For this construction season, er I mean summer, the local department of transportation has decided to completely rebuild the highway that is a main part of my commute. Before starting they even provided 3 options to travelers who frequent the freeway: Do it in one season closing one direction for 3 months, followed by the other; do it in two seasons with barriers and moving traffic to the other side; and do it in two seasons keeping traffic on each side.
Needless to say the “complete it in one season with complete closures” method won out (it was also the least expensive option, and I have to note that I had voted for it).
I knew it was going to be a bear but wow. There have been days where my commute home has been a nightmare (the first direction to close was my work to home commute, in July that will reopen nice and fresh and new and the opposite direction will close). The closed freeway was home to 100,000 cars a day–they all have to go somewhere. Sometimes its just felt that all 100,000 cars were taking the same roads as me.
Nonetheless you’re asking: “Why are you complaining about your commute when you did vote for that option?” and more pertinently: “How does this even relate to your blog on driving an EV/PHEV around?” Well #1 traffic is just bad, and in general I don’t mind taking the back roads–just wish everyone else would find different roads than me! LOL #2 EV/PHEV’s just love congestion.

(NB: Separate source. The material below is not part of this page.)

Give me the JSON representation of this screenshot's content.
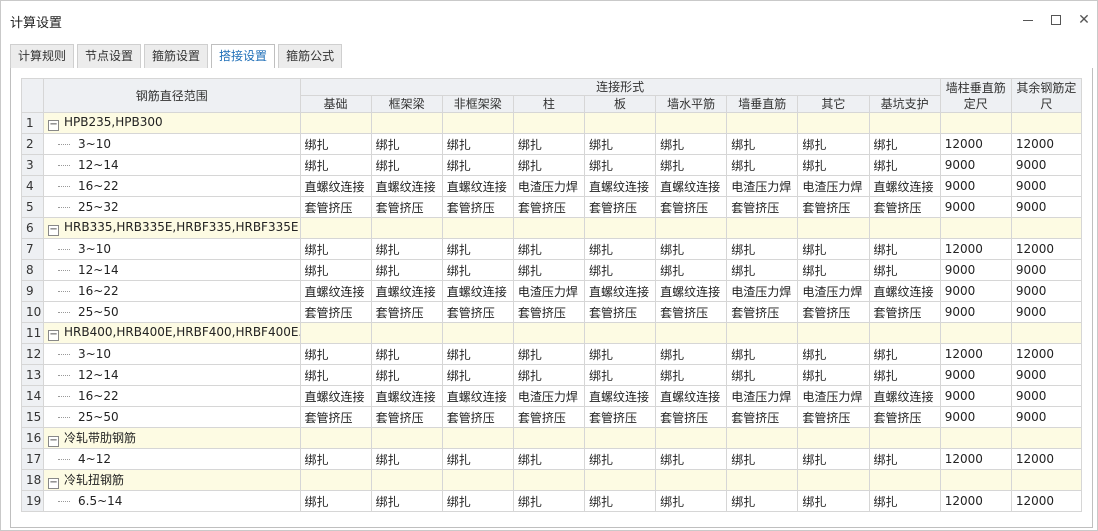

“How so?” you may ask (or not, but this is why I’m posting so I’ll continue): Congestion means you are driving slower and thus using a lot less electricity to move around. Case in point: The C-Max Energi is rated for about 20 miles on battery alone according to the EPA. Since leasing mine I have been getting about that. Thanks to my new, slower, commute the C-Max battery distance climbed all the way up to 30 miles yesterday! That value constitutes about 95% of my round trip commute. According to the trip meter from yesterday’s commute I only burned gas for 5 miles.
I had hoped I could coax 30+ miles out of the C-Max when I had leased it but wasn’t so sure. After all 30 miles is 50% greater range on the battery than the rated range. In the FFE I had never seen 50% extra range (50% extra range in the FFE would mean 105 miles). Thus it is unrealistic to think I’d get the 50% from the C-max. In away my bad commute points that out: In order to get the 30 mile range I have to be rolling along at a snails pace–in some cases going no faster than idle.
In the end; it is possible to get 50% extra range, just not practical. As for myself; I’ll enjoy the extra range I’m getting until July when the freeway opens up again. Until that time I’ll just have to watch the blood pressure LOL.